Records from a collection
*** Block opens ***

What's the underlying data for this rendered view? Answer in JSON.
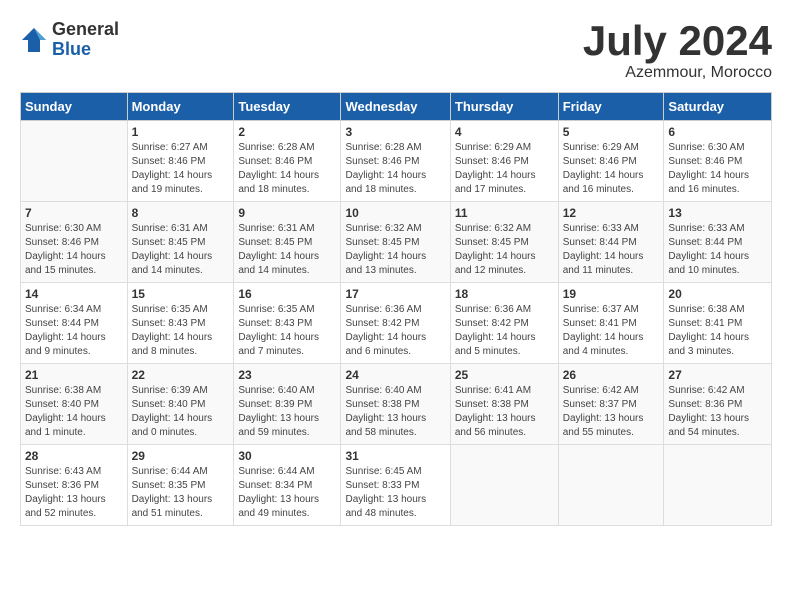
{
  "logo": {
    "general": "General",
    "blue": "Blue"
  },
  "title": "July 2024",
  "location": "Azemmour, Morocco",
  "days_of_week": [
    "Sunday",
    "Monday",
    "Tuesday",
    "Wednesday",
    "Thursday",
    "Friday",
    "Saturday"
  ],
  "weeks": [
    [
      {
        "day": "",
        "info": ""
      },
      {
        "day": "1",
        "info": "Sunrise: 6:27 AM\nSunset: 8:46 PM\nDaylight: 14 hours\nand 19 minutes."
      },
      {
        "day": "2",
        "info": "Sunrise: 6:28 AM\nSunset: 8:46 PM\nDaylight: 14 hours\nand 18 minutes."
      },
      {
        "day": "3",
        "info": "Sunrise: 6:28 AM\nSunset: 8:46 PM\nDaylight: 14 hours\nand 18 minutes."
      },
      {
        "day": "4",
        "info": "Sunrise: 6:29 AM\nSunset: 8:46 PM\nDaylight: 14 hours\nand 17 minutes."
      },
      {
        "day": "5",
        "info": "Sunrise: 6:29 AM\nSunset: 8:46 PM\nDaylight: 14 hours\nand 16 minutes."
      },
      {
        "day": "6",
        "info": "Sunrise: 6:30 AM\nSunset: 8:46 PM\nDaylight: 14 hours\nand 16 minutes."
      }
    ],
    [
      {
        "day": "7",
        "info": "Sunrise: 6:30 AM\nSunset: 8:46 PM\nDaylight: 14 hours\nand 15 minutes."
      },
      {
        "day": "8",
        "info": "Sunrise: 6:31 AM\nSunset: 8:45 PM\nDaylight: 14 hours\nand 14 minutes."
      },
      {
        "day": "9",
        "info": "Sunrise: 6:31 AM\nSunset: 8:45 PM\nDaylight: 14 hours\nand 14 minutes."
      },
      {
        "day": "10",
        "info": "Sunrise: 6:32 AM\nSunset: 8:45 PM\nDaylight: 14 hours\nand 13 minutes."
      },
      {
        "day": "11",
        "info": "Sunrise: 6:32 AM\nSunset: 8:45 PM\nDaylight: 14 hours\nand 12 minutes."
      },
      {
        "day": "12",
        "info": "Sunrise: 6:33 AM\nSunset: 8:44 PM\nDaylight: 14 hours\nand 11 minutes."
      },
      {
        "day": "13",
        "info": "Sunrise: 6:33 AM\nSunset: 8:44 PM\nDaylight: 14 hours\nand 10 minutes."
      }
    ],
    [
      {
        "day": "14",
        "info": "Sunrise: 6:34 AM\nSunset: 8:44 PM\nDaylight: 14 hours\nand 9 minutes."
      },
      {
        "day": "15",
        "info": "Sunrise: 6:35 AM\nSunset: 8:43 PM\nDaylight: 14 hours\nand 8 minutes."
      },
      {
        "day": "16",
        "info": "Sunrise: 6:35 AM\nSunset: 8:43 PM\nDaylight: 14 hours\nand 7 minutes."
      },
      {
        "day": "17",
        "info": "Sunrise: 6:36 AM\nSunset: 8:42 PM\nDaylight: 14 hours\nand 6 minutes."
      },
      {
        "day": "18",
        "info": "Sunrise: 6:36 AM\nSunset: 8:42 PM\nDaylight: 14 hours\nand 5 minutes."
      },
      {
        "day": "19",
        "info": "Sunrise: 6:37 AM\nSunset: 8:41 PM\nDaylight: 14 hours\nand 4 minutes."
      },
      {
        "day": "20",
        "info": "Sunrise: 6:38 AM\nSunset: 8:41 PM\nDaylight: 14 hours\nand 3 minutes."
      }
    ],
    [
      {
        "day": "21",
        "info": "Sunrise: 6:38 AM\nSunset: 8:40 PM\nDaylight: 14 hours\nand 1 minute."
      },
      {
        "day": "22",
        "info": "Sunrise: 6:39 AM\nSunset: 8:40 PM\nDaylight: 14 hours\nand 0 minutes."
      },
      {
        "day": "23",
        "info": "Sunrise: 6:40 AM\nSunset: 8:39 PM\nDaylight: 13 hours\nand 59 minutes."
      },
      {
        "day": "24",
        "info": "Sunrise: 6:40 AM\nSunset: 8:38 PM\nDaylight: 13 hours\nand 58 minutes."
      },
      {
        "day": "25",
        "info": "Sunrise: 6:41 AM\nSunset: 8:38 PM\nDaylight: 13 hours\nand 56 minutes."
      },
      {
        "day": "26",
        "info": "Sunrise: 6:42 AM\nSunset: 8:37 PM\nDaylight: 13 hours\nand 55 minutes."
      },
      {
        "day": "27",
        "info": "Sunrise: 6:42 AM\nSunset: 8:36 PM\nDaylight: 13 hours\nand 54 minutes."
      }
    ],
    [
      {
        "day": "28",
        "info": "Sunrise: 6:43 AM\nSunset: 8:36 PM\nDaylight: 13 hours\nand 52 minutes."
      },
      {
        "day": "29",
        "info": "Sunrise: 6:44 AM\nSunset: 8:35 PM\nDaylight: 13 hours\nand 51 minutes."
      },
      {
        "day": "30",
        "info": "Sunrise: 6:44 AM\nSunset: 8:34 PM\nDaylight: 13 hours\nand 49 minutes."
      },
      {
        "day": "31",
        "info": "Sunrise: 6:45 AM\nSunset: 8:33 PM\nDaylight: 13 hours\nand 48 minutes."
      },
      {
        "day": "",
        "info": ""
      },
      {
        "day": "",
        "info": ""
      },
      {
        "day": "",
        "info": ""
      }
    ]
  ]
}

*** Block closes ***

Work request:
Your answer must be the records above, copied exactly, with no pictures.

Answer to this task:
What's the underlying data for this rendered view? Answer in JSON.
{
  "logo": {
    "general": "General",
    "blue": "Blue"
  },
  "title": "July 2024",
  "location": "Azemmour, Morocco",
  "days_of_week": [
    "Sunday",
    "Monday",
    "Tuesday",
    "Wednesday",
    "Thursday",
    "Friday",
    "Saturday"
  ],
  "weeks": [
    [
      {
        "day": "",
        "info": ""
      },
      {
        "day": "1",
        "info": "Sunrise: 6:27 AM\nSunset: 8:46 PM\nDaylight: 14 hours\nand 19 minutes."
      },
      {
        "day": "2",
        "info": "Sunrise: 6:28 AM\nSunset: 8:46 PM\nDaylight: 14 hours\nand 18 minutes."
      },
      {
        "day": "3",
        "info": "Sunrise: 6:28 AM\nSunset: 8:46 PM\nDaylight: 14 hours\nand 18 minutes."
      },
      {
        "day": "4",
        "info": "Sunrise: 6:29 AM\nSunset: 8:46 PM\nDaylight: 14 hours\nand 17 minutes."
      },
      {
        "day": "5",
        "info": "Sunrise: 6:29 AM\nSunset: 8:46 PM\nDaylight: 14 hours\nand 16 minutes."
      },
      {
        "day": "6",
        "info": "Sunrise: 6:30 AM\nSunset: 8:46 PM\nDaylight: 14 hours\nand 16 minutes."
      }
    ],
    [
      {
        "day": "7",
        "info": "Sunrise: 6:30 AM\nSunset: 8:46 PM\nDaylight: 14 hours\nand 15 minutes."
      },
      {
        "day": "8",
        "info": "Sunrise: 6:31 AM\nSunset: 8:45 PM\nDaylight: 14 hours\nand 14 minutes."
      },
      {
        "day": "9",
        "info": "Sunrise: 6:31 AM\nSunset: 8:45 PM\nDaylight: 14 hours\nand 14 minutes."
      },
      {
        "day": "10",
        "info": "Sunrise: 6:32 AM\nSunset: 8:45 PM\nDaylight: 14 hours\nand 13 minutes."
      },
      {
        "day": "11",
        "info": "Sunrise: 6:32 AM\nSunset: 8:45 PM\nDaylight: 14 hours\nand 12 minutes."
      },
      {
        "day": "12",
        "info": "Sunrise: 6:33 AM\nSunset: 8:44 PM\nDaylight: 14 hours\nand 11 minutes."
      },
      {
        "day": "13",
        "info": "Sunrise: 6:33 AM\nSunset: 8:44 PM\nDaylight: 14 hours\nand 10 minutes."
      }
    ],
    [
      {
        "day": "14",
        "info": "Sunrise: 6:34 AM\nSunset: 8:44 PM\nDaylight: 14 hours\nand 9 minutes."
      },
      {
        "day": "15",
        "info": "Sunrise: 6:35 AM\nSunset: 8:43 PM\nDaylight: 14 hours\nand 8 minutes."
      },
      {
        "day": "16",
        "info": "Sunrise: 6:35 AM\nSunset: 8:43 PM\nDaylight: 14 hours\nand 7 minutes."
      },
      {
        "day": "17",
        "info": "Sunrise: 6:36 AM\nSunset: 8:42 PM\nDaylight: 14 hours\nand 6 minutes."
      },
      {
        "day": "18",
        "info": "Sunrise: 6:36 AM\nSunset: 8:42 PM\nDaylight: 14 hours\nand 5 minutes."
      },
      {
        "day": "19",
        "info": "Sunrise: 6:37 AM\nSunset: 8:41 PM\nDaylight: 14 hours\nand 4 minutes."
      },
      {
        "day": "20",
        "info": "Sunrise: 6:38 AM\nSunset: 8:41 PM\nDaylight: 14 hours\nand 3 minutes."
      }
    ],
    [
      {
        "day": "21",
        "info": "Sunrise: 6:38 AM\nSunset: 8:40 PM\nDaylight: 14 hours\nand 1 minute."
      },
      {
        "day": "22",
        "info": "Sunrise: 6:39 AM\nSunset: 8:40 PM\nDaylight: 14 hours\nand 0 minutes."
      },
      {
        "day": "23",
        "info": "Sunrise: 6:40 AM\nSunset: 8:39 PM\nDaylight: 13 hours\nand 59 minutes."
      },
      {
        "day": "24",
        "info": "Sunrise: 6:40 AM\nSunset: 8:38 PM\nDaylight: 13 hours\nand 58 minutes."
      },
      {
        "day": "25",
        "info": "Sunrise: 6:41 AM\nSunset: 8:38 PM\nDaylight: 13 hours\nand 56 minutes."
      },
      {
        "day": "26",
        "info": "Sunrise: 6:42 AM\nSunset: 8:37 PM\nDaylight: 13 hours\nand 55 minutes."
      },
      {
        "day": "27",
        "info": "Sunrise: 6:42 AM\nSunset: 8:36 PM\nDaylight: 13 hours\nand 54 minutes."
      }
    ],
    [
      {
        "day": "28",
        "info": "Sunrise: 6:43 AM\nSunset: 8:36 PM\nDaylight: 13 hours\nand 52 minutes."
      },
      {
        "day": "29",
        "info": "Sunrise: 6:44 AM\nSunset: 8:35 PM\nDaylight: 13 hours\nand 51 minutes."
      },
      {
        "day": "30",
        "info": "Sunrise: 6:44 AM\nSunset: 8:34 PM\nDaylight: 13 hours\nand 49 minutes."
      },
      {
        "day": "31",
        "info": "Sunrise: 6:45 AM\nSunset: 8:33 PM\nDaylight: 13 hours\nand 48 minutes."
      },
      {
        "day": "",
        "info": ""
      },
      {
        "day": "",
        "info": ""
      },
      {
        "day": "",
        "info": ""
      }
    ]
  ]
}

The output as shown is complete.